Where did Valentine’s Day come from?
“Love is composed of a single soul inhabiting two bodies.” – Aristotle, Philosopher
Every February 14th, we proclaim our deep, dying affection for our loved ones through candy, flowers, and expensive dinners all across the world.
Some of you may think this is nothing but a Hallmark Holiday, meant to open your wallet, and you’re not really wrong. The National Retail Federation says that consumers plan to spend an average of $196 on Valentine’s Day this year. That’s up 21% from last year’s record of $161. Spending is expected to total $27.4 billion.
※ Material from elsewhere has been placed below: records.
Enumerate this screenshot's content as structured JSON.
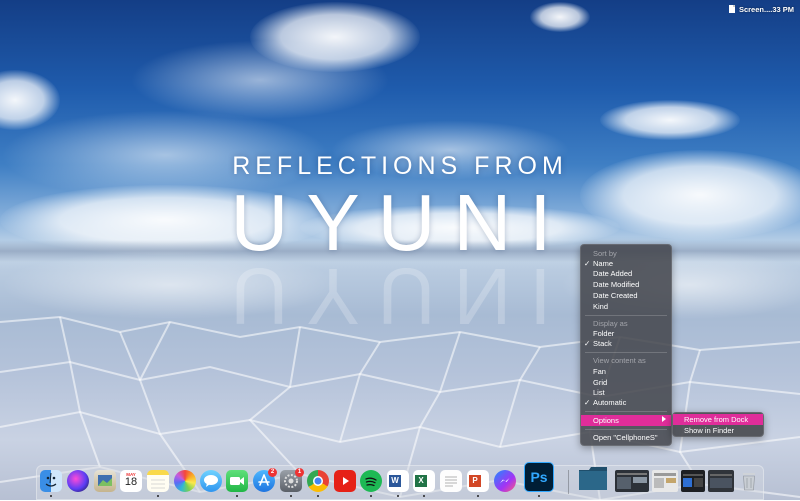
{
  "desktop": {
    "title_line1": "REFLECTIONS FROM",
    "title_line2": "UYUNI"
  },
  "menubar": {
    "status_text": "Screen....33 PM"
  },
  "context_menu": {
    "sort_by_header": "Sort by",
    "sort_items": [
      "Name",
      "Date Added",
      "Date Modified",
      "Date Created",
      "Kind"
    ],
    "display_as_header": "Display as",
    "display_items": [
      "Folder",
      "Stack"
    ],
    "view_content_header": "View content as",
    "view_items": [
      "Fan",
      "Grid",
      "List",
      "Automatic"
    ],
    "options_label": "Options",
    "open_label": "Open \"CellphoneS\"",
    "checkmark": "✓",
    "submenu": {
      "remove_label": "Remove from Dock",
      "finder_label": "Show in Finder"
    },
    "highlight_color": "#e02d9a"
  },
  "dock": {
    "calendar_month": "MAY",
    "calendar_day": "18",
    "appstore_badge": "2",
    "prefs_badge": "1",
    "word_letter": "W",
    "excel_letter": "X",
    "powerpoint_letter": "P",
    "photoshop_label": "Ps"
  }
}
We aren’t shy about spending our hard-earned cash on our beloved.
But, what is the genesis of 2/14? Where do these traditions come from?
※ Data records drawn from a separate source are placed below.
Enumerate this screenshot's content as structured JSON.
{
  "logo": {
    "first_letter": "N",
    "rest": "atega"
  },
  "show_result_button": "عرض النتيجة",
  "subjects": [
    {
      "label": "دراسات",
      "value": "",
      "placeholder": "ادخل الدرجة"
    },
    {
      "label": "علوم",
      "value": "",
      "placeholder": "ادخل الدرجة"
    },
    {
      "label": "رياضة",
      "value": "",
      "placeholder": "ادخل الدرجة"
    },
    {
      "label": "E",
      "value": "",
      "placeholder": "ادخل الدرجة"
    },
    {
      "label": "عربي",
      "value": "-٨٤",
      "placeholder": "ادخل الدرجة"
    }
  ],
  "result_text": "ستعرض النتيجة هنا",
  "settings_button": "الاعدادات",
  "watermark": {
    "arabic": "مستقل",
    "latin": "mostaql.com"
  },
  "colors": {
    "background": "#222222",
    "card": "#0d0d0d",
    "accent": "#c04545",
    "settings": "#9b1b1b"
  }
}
It starts in ancient Rome, and with an eventual saint named Valentinus. Much of that early period is shrouded in mystery, but it likely involved a priest who defied Roman orders to unite lovers in marriage.
“The Catholic Church recognizes at least three different saints named Valentine or Valentinus, all of whom were martyred. One legend contends that Valentine was a priest who served during the third century in Rome. When Emperor Claudius II decided that single men made better soldiers than those with wives and families, he outlawed marriage for young men. Valentine, realizing the injustice of the decree, deified Claudius and continued to perform marriages for young lovers in secret. When Valentine’s actions were discovered, Claudius ordered that he be put to death. Still others insist that it was Saint Valentine of Terni, a bishop, who was the true namesake of the holiday. He, too, was beheaded by Claudius II outside Rome. Other stories suggest that Valentine may have been killed for attempting to help Christians escape harsh Roman prisons, where they were often beaten and tortured.”
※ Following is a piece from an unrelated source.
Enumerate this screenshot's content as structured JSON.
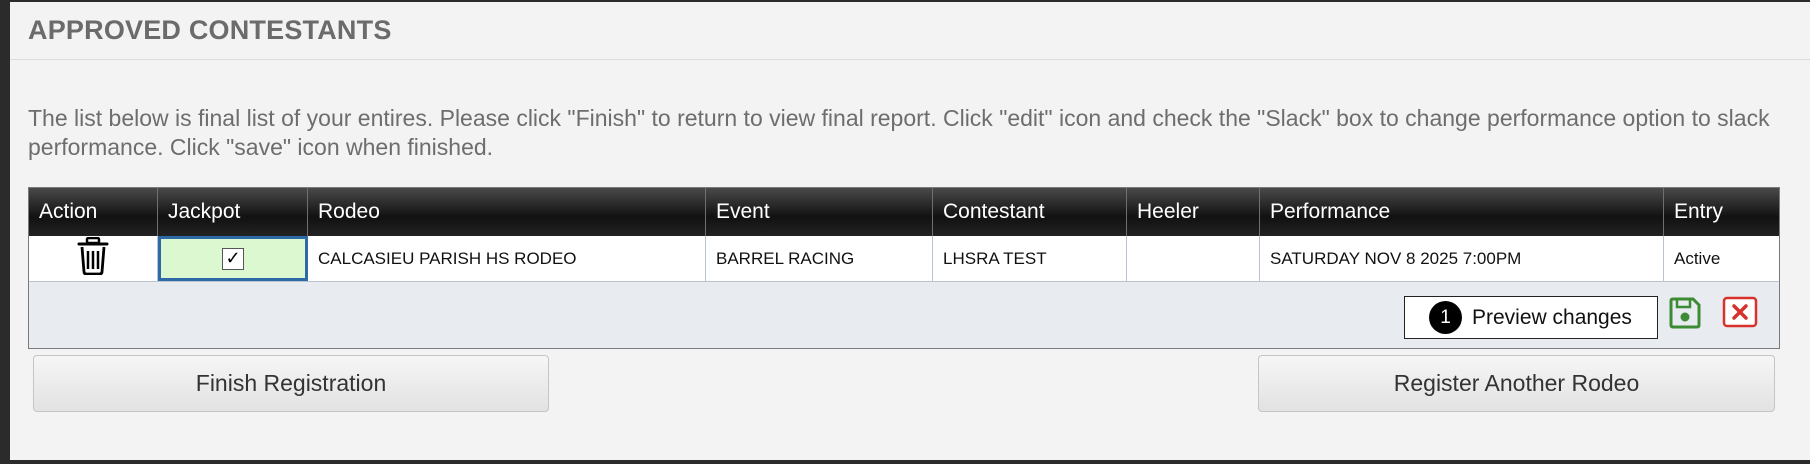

Those were obviously rough times.
Where does the actual holiday and date come in? For that, we go back to the Pagans. They celebrated a festival in mid-February called Lupercalia. That was a bloody, violent and sexually-charged celebration awash with animal sacrifice, random matchmaking and coupling in the hopes of warding off evil spirits and infertility. Those crazy Pagans.
Eventually, Lupercalia was outlawed by the rise of Christianity as it was deemed “un-Christian” in the 5th century. Not a major shocker there. It was then that Pope Gelasius declared February 14th to be St. Valentine’s Day. It was to overshadow the previous Pagan traditions, in addition to honoring St. Valentine.
It would take several hundred years before the holiday became associated with love however. During the Middle Ages, it was believed in Western Europe that February 14th was the start of bird mating season, which added to the lore that Valentine’s Day should be associated with romance.
The real hero here is English poet Geoffrey Chaucer, the “father of English Literature, and author of Canterbury Tales. He is the first to record Valentine’s as a day of romantic celebration in a 1375 poem called Parliament of Fouls. Many historians believe that Chaucer is the inventor of modern-day Valentine’s. In his poem, he links a tradition of love with the celebration of St. Valentine’s feast day.
These things started to become traditional throughout the Middle Ages with written Valentine’s becoming popular. It’s become a celebrated holiday across most of the Western World, including Canada, Mexico, UK, France, Australia and of course the United States. Americans are thought to have started exchanging Valentine’s as far back as the early 1700’s.
By the middle of the 19th century, mass-produced Valentine’s were being made, and your Hallmark Holiday really began to take shape.